There have been a couple of interesting news items over the last few days that have got me thinking about business models in the legal profession. First, an article in the Law Society Gazette about client experience with the network of solicitors called “Quality Solicitors”, an attempt by a range of smaller law firms to pre-empt new market entrants when the market more fully deregulates in the UK next year.
The article is here and the comments are perhaps more intriguing than the article itself.
The second development of note was the acquisition of Pangea3 by Thomson Reuters, of which there is an interesting discussion here:
To my mind, the second represents a far more fundamental challenge to the classic legal business model than the first, but I think the really interesting point is that it shows how no part of the profession is immune from the winds of change that are now blowing harder and harder through the market place.
For smaller firms in the High Street, there is no shortage of debate around whether “Tesco Law” will see the corporate behemoths enter the market for personal legal services, and clean up with a combination of powerful, trusted brands, efficient process, scale and automation.
Similarly, looking at the higher end, while the market for LPO services remains a relatively tiny proportion of the overall market for legal spend, few would doubt that there is a category of commercial legal work that can and will be commoditised, and that a significant chunk of this is likely to go to the LPOs.
So how to respond?
Well, there are of course many ways to approach this question, and the most appropriate will depend on a number of factors such as a firm’s size, service offerings, current market position, capitalisation and cash flow and the aims and aspirations of the partners and staff.
However, what I want to do today is get people thinking about their underlying business model. Many of the new market entrants will have a blank sheet of paper, and can design an organisation free of the history, politics, structure and financial constraints that burden many law firms.
While not disregarding those challenges, thinking afresh about a firm’s business model can open up new possibilities and avenues for competing effectively in the future.
A great, great read on this subject is a book called “Business Model Generation” by Osterwalder and Pigneur. The book gives readers a visual template for assessing and re-engineering business models.
A good place to start is key suppliers and partners.

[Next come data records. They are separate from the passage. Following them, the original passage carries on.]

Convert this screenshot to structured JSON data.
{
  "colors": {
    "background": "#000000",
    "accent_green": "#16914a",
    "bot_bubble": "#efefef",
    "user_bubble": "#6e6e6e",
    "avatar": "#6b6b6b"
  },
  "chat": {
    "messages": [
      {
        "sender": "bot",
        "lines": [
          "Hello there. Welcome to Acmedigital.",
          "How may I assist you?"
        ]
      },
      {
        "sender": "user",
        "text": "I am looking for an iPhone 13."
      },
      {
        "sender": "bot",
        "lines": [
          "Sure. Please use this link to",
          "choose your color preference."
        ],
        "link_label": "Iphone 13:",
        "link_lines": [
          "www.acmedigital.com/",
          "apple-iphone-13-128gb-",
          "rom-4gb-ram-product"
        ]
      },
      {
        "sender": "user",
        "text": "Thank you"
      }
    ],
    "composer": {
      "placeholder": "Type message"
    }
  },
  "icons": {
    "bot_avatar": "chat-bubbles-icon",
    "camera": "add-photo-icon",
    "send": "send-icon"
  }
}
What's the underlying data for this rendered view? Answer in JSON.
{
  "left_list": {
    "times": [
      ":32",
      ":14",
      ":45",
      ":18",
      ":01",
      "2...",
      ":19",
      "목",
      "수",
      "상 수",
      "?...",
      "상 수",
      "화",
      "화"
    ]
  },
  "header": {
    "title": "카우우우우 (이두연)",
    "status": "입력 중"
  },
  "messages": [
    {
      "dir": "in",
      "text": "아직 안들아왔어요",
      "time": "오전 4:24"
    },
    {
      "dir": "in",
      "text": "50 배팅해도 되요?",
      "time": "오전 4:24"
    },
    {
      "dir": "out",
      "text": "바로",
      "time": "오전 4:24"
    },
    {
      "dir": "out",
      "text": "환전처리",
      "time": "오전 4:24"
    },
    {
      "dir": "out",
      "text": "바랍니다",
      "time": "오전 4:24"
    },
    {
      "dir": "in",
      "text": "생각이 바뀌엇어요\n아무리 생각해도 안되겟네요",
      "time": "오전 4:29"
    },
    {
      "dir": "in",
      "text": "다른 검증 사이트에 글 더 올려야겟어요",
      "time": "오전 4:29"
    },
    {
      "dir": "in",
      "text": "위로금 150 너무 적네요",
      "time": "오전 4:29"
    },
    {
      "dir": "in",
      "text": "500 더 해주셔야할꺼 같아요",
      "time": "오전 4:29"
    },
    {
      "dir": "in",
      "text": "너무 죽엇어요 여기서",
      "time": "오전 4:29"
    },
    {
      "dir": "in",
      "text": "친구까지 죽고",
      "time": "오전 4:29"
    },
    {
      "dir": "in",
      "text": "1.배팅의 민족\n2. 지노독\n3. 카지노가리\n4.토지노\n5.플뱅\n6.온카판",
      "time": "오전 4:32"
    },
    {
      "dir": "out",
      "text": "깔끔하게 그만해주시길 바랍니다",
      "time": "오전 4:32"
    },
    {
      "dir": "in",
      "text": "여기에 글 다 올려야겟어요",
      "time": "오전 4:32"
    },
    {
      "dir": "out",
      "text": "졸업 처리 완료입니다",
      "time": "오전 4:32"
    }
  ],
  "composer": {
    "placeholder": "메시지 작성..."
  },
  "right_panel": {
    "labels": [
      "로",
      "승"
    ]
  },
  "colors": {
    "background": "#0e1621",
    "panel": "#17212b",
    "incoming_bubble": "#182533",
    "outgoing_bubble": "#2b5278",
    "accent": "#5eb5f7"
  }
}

What are the key inputs into the business? These could be anything from recruitment agents who help identify and supply talent, to IT suppliers. Are these suppliers sufficient? How could the relationships be strengthened? If you were building a firm from scratch, would these be the suppliers you would select?
Next are key resources and activities. Resources covers physical, human, financial and intellectual. How does the firm stack up in these areas? Are the premises fit for purpose? Do changing working patterns change the need for space? Do you have the right people in terms of quality and numbers? If not, what can you do about it? Do you have enough working capital? Is the business financed in the most efficient way?
Looking at activities, knowledge management remains a key question for law firms, and one that I’m not sure many firms have really cracked. What about training and supervision? Quality control? How is service delivery managed? Client care? Compliance? There are so many day to day activities that just continue ad infinitum, simply because “that’s the way we’ve always done it”. The turbulent environment facing law firms can provide the perfect opportunity to revisit them.
Looking then at the outward facing parts of the business model, what are the key client segments and what is the value proposition that the firm offers to them? Do you know which are the most profitable clients? Are target clients clearly identified? Can all lawyers articulate their team’s value proposition to those clients and prospects? is the source of competitive advantage clear?
What about channels to market? Do you have any? Strategic partnerships with businesses selling complimentary services? What is the future of these in the world of Alternative Business Structures? Referral relationships? Are these working? Who are the partners you would select if you were starting afresh?
There are so many questions and also so many opportunities to do things differently and better.
Much of the debate in the UK at the moment centres around whether the deregulation offers a threat or an opportunity to the profession. Ultimately I believe that question is academic – the market “is what it is” – it is for firms to choose how they respond, and the strategic challenge is to use the market changes to your advantage.
- UK lawyers start to take TV advertising seriously (guardian.co.uk)